The events in Chicago last week were certainly horrific. Although safety is an important lesson for all parents, persons with disabilities have added challenges – such as situational awareness and recognizing social cues and/or danger; sensory issues; and communication – that can make them more vulnerable if they are not prepared. I’m only hoping that what happened in Chicago can serve as a wake-up call that to all that we must respect and be sensitive to children and adults with disabilities.
As a parent, you are the best person to teach your child about safety. Safety skills must be taught, practiced, and reinforced frequently. Ryan was not yet three when I realized the potential impact of his impulsivity. Thus began my emphasis with him on safety skills; in his case, “Stick like glue with Mom” (a phrase I still use!) and “Don’t go up to strangers.” These lessons will change with the age/maturity level of your child. As Ryan became older and could independently go to a vending machine or restroom, this phrase changed to “Come right back and be sure not to talk to strangers!”
Ryan and I frequently role-play in a variety of situations, both at ho
me and while we are out in the community. By changing where and when we discuss this, my hope is that Ryan thoroughly understands the importance of safety at all times and in all places. .” Other safety concepts I stress to him are to always stick with a buddy when he is out and to always remember that it is OK to say “No!”
Regardless of the specific lesson, the key is to “think safety” at all times, not only for you as the parent, but also to help your child to start thinking this way as well.
As your child approaches adolescence, the increased importance of social life, interpersonal relationships and the desire for independence presents a unique set of challenges and concerns. It’s important your child be prepared for situations where a parent may not always be present.
For children who are able to be independent, teaching them about proper use of money, cell phones, and public transportation can help them to navigate their world. Setting boundaries for where your child is allowed to go, establishing curfews, and making sure your child is not alone are also helpful guidelines.
Although we would hope that it will never be used, both you and your child should have a plan for an emergency. This can be as simple as calling 911 and giving the critical information.
There are a number of resources available – I’ve shared a few that I found most helpful below.

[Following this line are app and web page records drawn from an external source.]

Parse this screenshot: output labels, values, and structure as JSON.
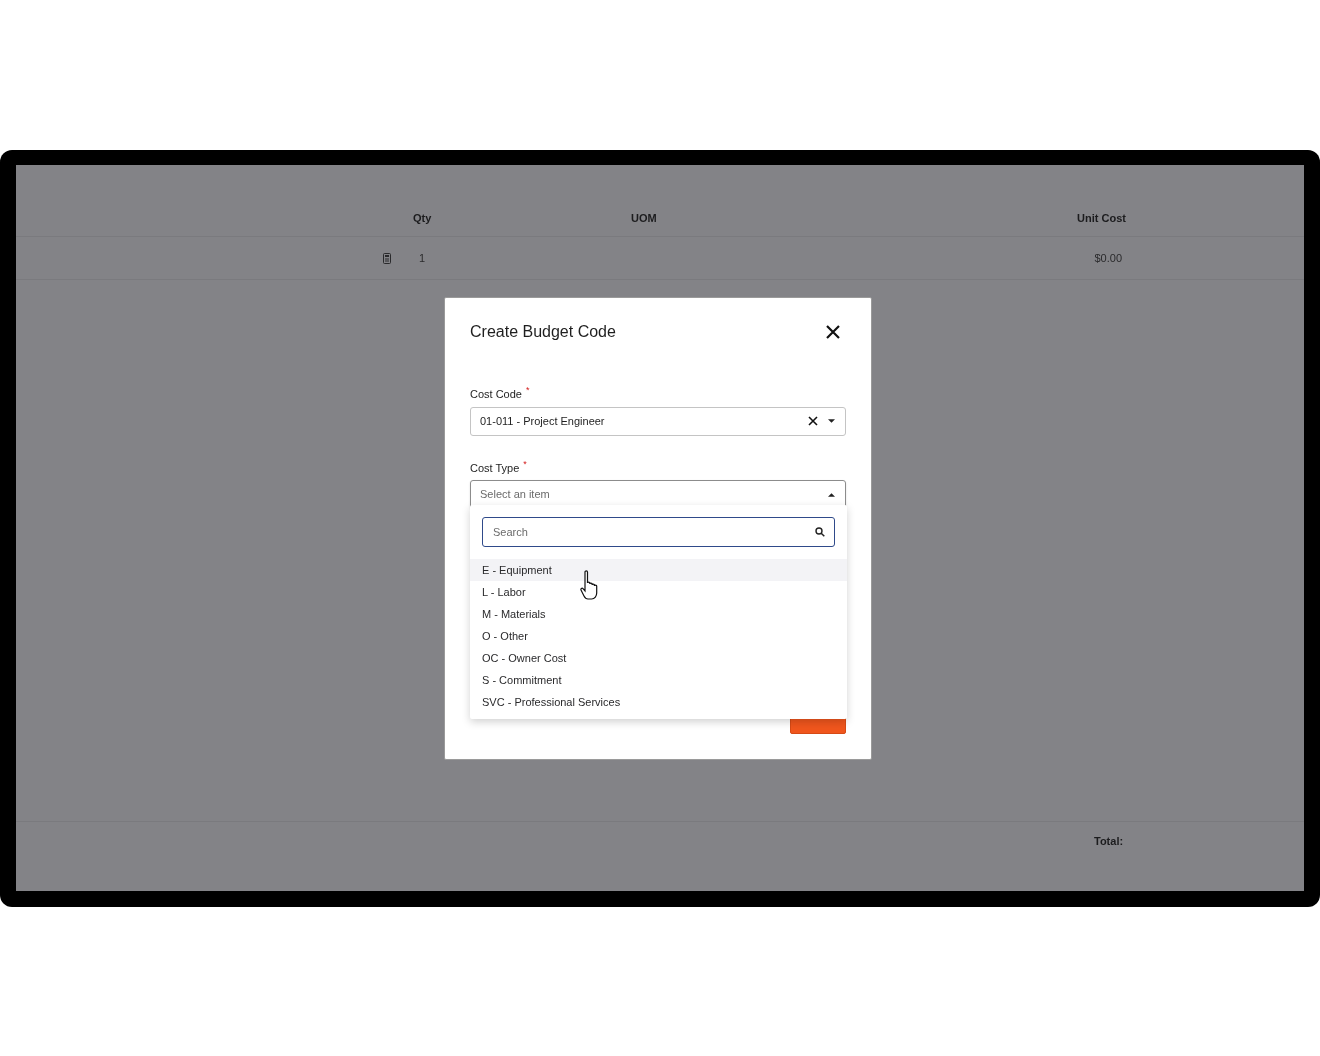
{
  "table": {
    "columns": [
      "Qty",
      "UOM",
      "Unit Cost"
    ],
    "rows": [
      {
        "qty": "1",
        "uom": "",
        "unit_cost": "$0.00"
      }
    ],
    "footer": {
      "total_label": "Total:"
    }
  },
  "dialog": {
    "title": "Create Budget Code",
    "fields": [
      {
        "label": "Cost Code",
        "required_mark": "*",
        "value": "01-011 - Project Engineer",
        "clearable": true,
        "open": false
      },
      {
        "label": "Cost Type",
        "required_mark": "*",
        "placeholder": "Select an item",
        "open": true
      }
    ],
    "dropdown": {
      "search_placeholder": "Search",
      "options": [
        {
          "label": "E - Equipment",
          "highlighted": true
        },
        {
          "label": "L - Labor",
          "highlighted": false
        },
        {
          "label": "M - Materials",
          "highlighted": false
        },
        {
          "label": "O - Other",
          "highlighted": false
        },
        {
          "label": "OC - Owner Cost",
          "highlighted": false
        },
        {
          "label": "S - Commitment",
          "highlighted": false
        },
        {
          "label": "SVC - Professional Services",
          "highlighted": false
        }
      ]
    },
    "buttons": [
      {
        "kind": "primary"
      }
    ]
  }
}
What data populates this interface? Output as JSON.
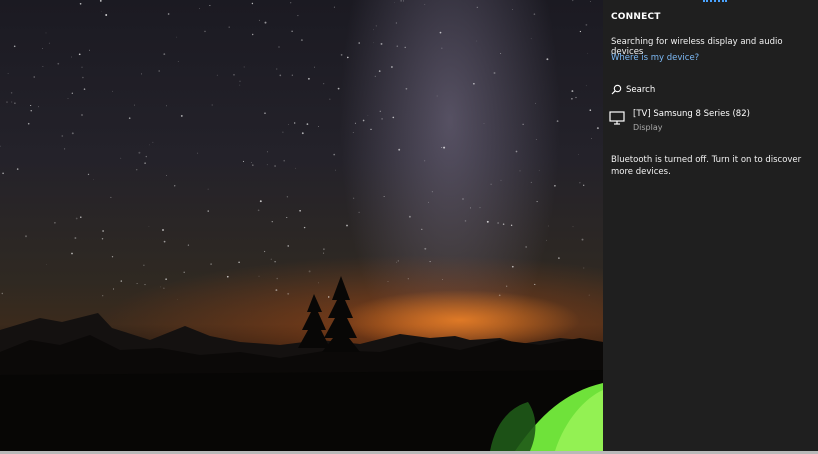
{
  "connect_panel": {
    "title": "CONNECT",
    "status_text": "Searching for wireless display and audio devices",
    "help_link": "Where is my device?",
    "search_label": "Search",
    "devices": [
      {
        "name": "[TV] Samsung 8 Series (82)",
        "type": "Display",
        "icon": "monitor-icon"
      }
    ],
    "bluetooth_message": "Bluetooth is turned off. Turn it on to discover more devices.",
    "accent_color": "#7cb9f5"
  },
  "desktop": {
    "wallpaper": "night sky with milky way, mountain silhouettes, pine trees, glowing green tent"
  }
}
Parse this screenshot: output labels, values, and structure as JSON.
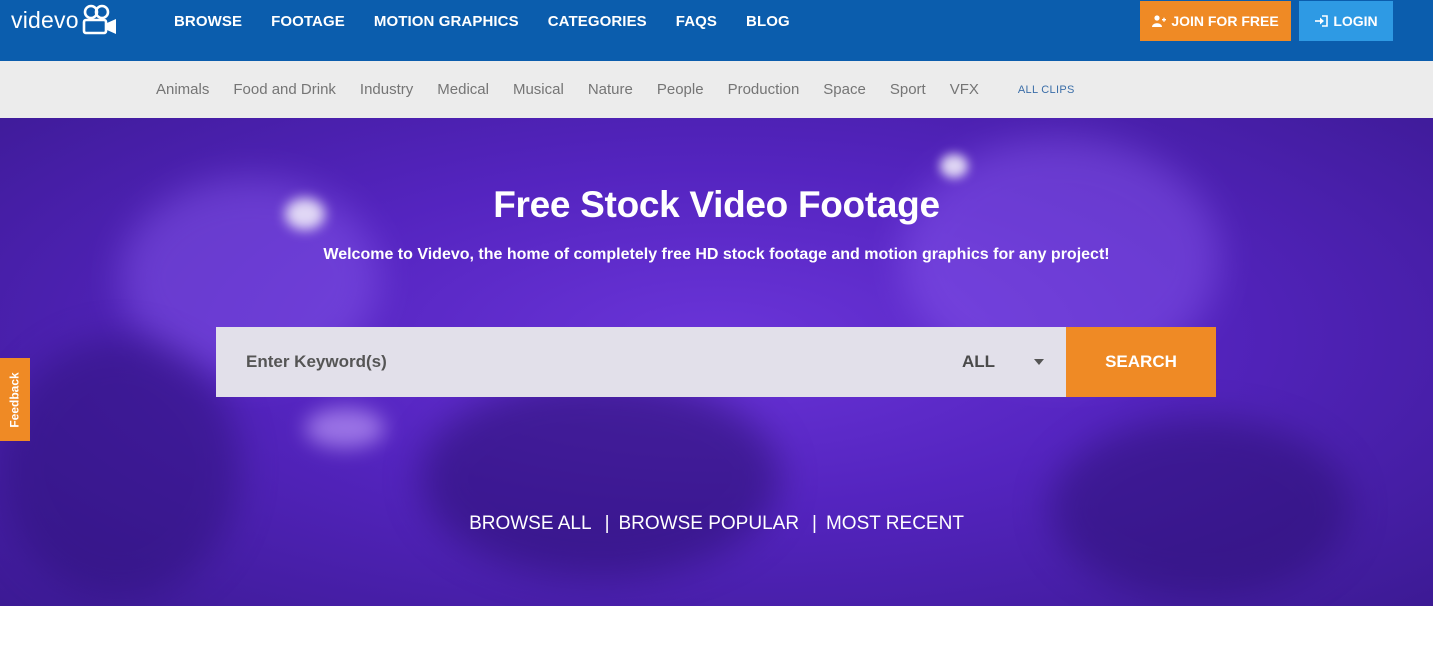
{
  "brand": {
    "name": "videvo",
    "icon": "camera-icon",
    "color": "#0b5dad"
  },
  "nav": {
    "items": [
      "BROWSE",
      "FOOTAGE",
      "MOTION GRAPHICS",
      "CATEGORIES",
      "FAQS",
      "BLOG"
    ]
  },
  "auth": {
    "join_label": "JOIN FOR FREE",
    "join_icon": "user-plus-icon",
    "join_color": "#ef8a25",
    "login_label": "LOGIN",
    "login_icon": "sign-in-icon",
    "login_color": "#2e9ae4"
  },
  "categories": {
    "items": [
      "Animals",
      "Food and Drink",
      "Industry",
      "Medical",
      "Musical",
      "Nature",
      "People",
      "Production",
      "Space",
      "Sport",
      "VFX"
    ],
    "all_clips": "ALL CLIPS"
  },
  "hero": {
    "title": "Free Stock Video Footage",
    "subtitle": "Welcome to Videvo, the home of completely free HD stock footage and motion graphics for any project!"
  },
  "search": {
    "placeholder": "Enter Keyword(s)",
    "value": "",
    "filter_selected": "ALL",
    "button_label": "SEARCH",
    "button_color": "#ef8a25"
  },
  "browse_links": {
    "all": "BROWSE ALL",
    "popular": "BROWSE POPULAR",
    "recent": "MOST RECENT",
    "separator": "|"
  },
  "feedback": {
    "label": "Feedback"
  }
}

The safety of all of our children is a conversation we need to have on an on-going basis. I welcome any tips and resources you may have to share!
Click to access angie-blumel-advocate-guide-safety-planning-final-printer.pdf